History About Tzaneen

Tzaneen proudly boasts being the cleanest town in all of the Limpopo Province - confirmed by the government of South Africa. The view from Tzaneen town is spectacular, with the Wolkberg (Cloud Mountain, as the locals call it) framing the lush vegetation and picturesque scenery surrounding the town. The Olifants River runs alongside the town, providing it with plentiful water, which contributes to making the region an abundant producer of fruit and vegetables.

How did Tzaneen come about?

Based on written documents and stories handed down from generations, Tzaneen was originally known as Tsaneng. Parts of Tsaneng were Mayland, Piesangkop, Hansfontein, and the south side of Westfalia. After the English and Dutch arrived in South Africa, Tzaneen become a melting pot of different people and a diversity of cultures.

The Original Residents

Tzaneen residents were originally the Sotho and Shangaan. The Tzaneen Living Museum that is in the midst of the Hans Merensky Nature Reserve showcases their way of life and culture.
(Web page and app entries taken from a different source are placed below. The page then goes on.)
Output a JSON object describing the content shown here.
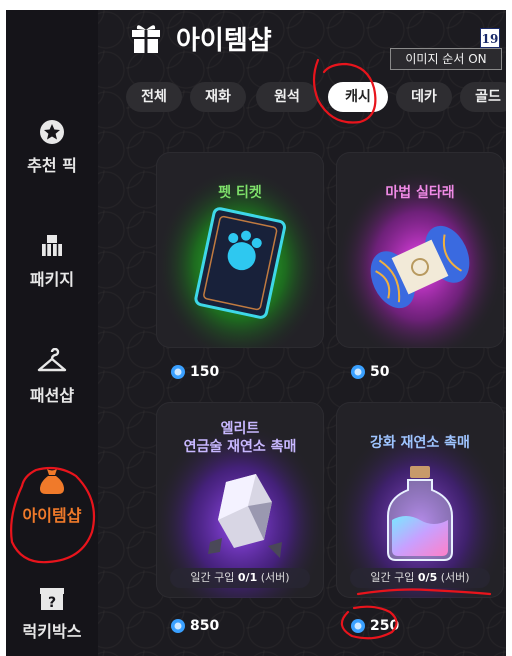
{
  "header": {
    "title": "아이템샵",
    "age_rating": "19",
    "image_order_toggle": "이미지 순서 ON"
  },
  "sidebar": {
    "items": [
      {
        "label": "추천 픽",
        "icon": "star-badge-icon",
        "active": false
      },
      {
        "label": "패키지",
        "icon": "package-boxes-icon",
        "active": false
      },
      {
        "label": "패션샵",
        "icon": "hanger-icon",
        "active": false
      },
      {
        "label": "아이템샵",
        "icon": "money-bag-icon",
        "active": true
      },
      {
        "label": "럭키박스",
        "icon": "mystery-box-icon",
        "active": false
      }
    ]
  },
  "tabs": [
    {
      "label": "전체",
      "active": false
    },
    {
      "label": "재화",
      "active": false
    },
    {
      "label": "원석",
      "active": false
    },
    {
      "label": "캐시",
      "active": true
    },
    {
      "label": "데카",
      "active": false
    },
    {
      "label": "골드",
      "active": false
    }
  ],
  "products": [
    {
      "name": "펫 티켓",
      "name_color": "#7ee06a",
      "price": "150",
      "icon": "pet-ticket-card-icon"
    },
    {
      "name": "마법 실타래",
      "name_color": "#f08ae6",
      "price": "50",
      "icon": "magic-yarn-icon"
    },
    {
      "name_line1": "엘리트",
      "name_line2": "연금술 재연소 촉매",
      "name_color": "#c8b8ff",
      "price": "850",
      "limit_prefix": "일간 구입 ",
      "limit_count": "0/1",
      "limit_suffix": " (서버)",
      "icon": "crystal-ore-icon"
    },
    {
      "name": "강화 재연소 촉매",
      "name_color": "#9ec4ff",
      "price": "250",
      "limit_prefix": "일간 구입 ",
      "limit_count": "0/5",
      "limit_suffix": " (서버)",
      "icon": "potion-bottle-icon"
    }
  ],
  "colors": {
    "background": "#1c1b20",
    "sidebar": "#151419",
    "active_nav": "#f07a2a",
    "annotation": "#e8141c",
    "coin": "#3aa0ff"
  }
}
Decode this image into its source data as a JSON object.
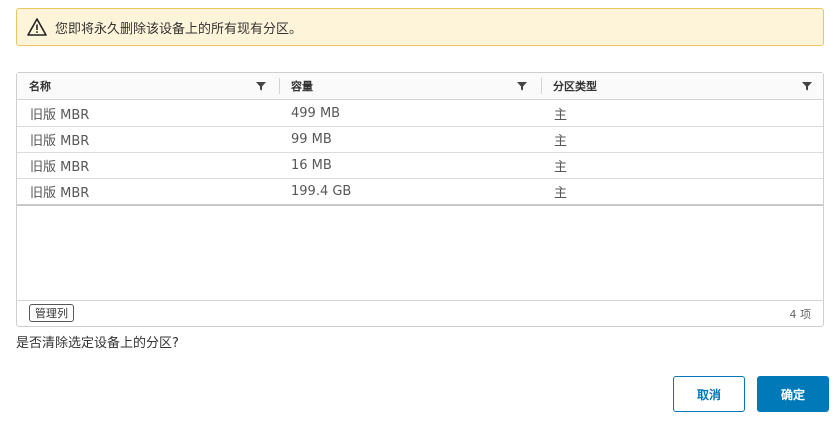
{
  "alert": {
    "icon": "warning-icon",
    "message": "您即将永久删除该设备上的所有现有分区。",
    "border_color": "#efc75e",
    "background": "#fdf4d9"
  },
  "grid": {
    "columns": [
      {
        "label": "名称",
        "filter_icon": "filter-icon"
      },
      {
        "label": "容量",
        "filter_icon": "filter-icon"
      },
      {
        "label": "分区类型",
        "filter_icon": "filter-icon"
      }
    ],
    "rows": [
      {
        "name": "旧版 MBR",
        "capacity": "499 MB",
        "type": "主"
      },
      {
        "name": "旧版 MBR",
        "capacity": "99 MB",
        "type": "主"
      },
      {
        "name": "旧版 MBR",
        "capacity": "16 MB",
        "type": "主"
      },
      {
        "name": "旧版 MBR",
        "capacity": "199.4 GB",
        "type": "主"
      }
    ],
    "footer": {
      "manage_columns_label": "管理列",
      "item_count": "4 项"
    }
  },
  "question": "是否清除选定设备上的分区?",
  "buttons": {
    "cancel": "取消",
    "ok": "确定"
  },
  "colors": {
    "primary": "#0079b8"
  }
}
Just walking through the museum, you’ll find out how life was for them before and during the colonisation period.

When the railway train network put a station in Tzaneen in 1912, Tzaneen became known as a town. An historical landmark is the 1892 Agatha building, now known as The Coach House Hotel, which was erected long before the train station was constructed. It was the last staging post for travellers going to Thabina, the Lowveld, and Leydsdorp. Travellers passed Tzaneen on their way to Pietersburg (now called Polokwane) where there was heavy mineral mining. It was like a gold rush at the time except that the precious booty was in minerals.

Most of the history of Tzaneen revolved around the coach loop which was often rough and arduous. It was like the South Africa version of the Wild West where there was looting, robberies, guns and thugs, even one legendary story of an assailant turning out to be a (deceptively brave) little old lady.

Who’s In Charge Now?

It was in June 2011 that elections took place where Dikeledi Josephine Mmentle was elected Mayor of Tzaneen municipality. It was a landmark victory because the previous mayor, OJ Mushwana held the position for the past 16 years or since 1994. Josephine Mmentle is also the regional chairperson for the African National Congress Women’s League or ANCWL. She is the second mayor of Tzaneen since democracy was introduced in 1994.

Josephine Mmentle also ran without any opposition, which is testament to her grit and clout among the residents of Tzaneen. Her vision for Tzaneen is to improve the economy and establish basic needs for all households, not just in the town of Tzaneen but in the entire Limpopo district.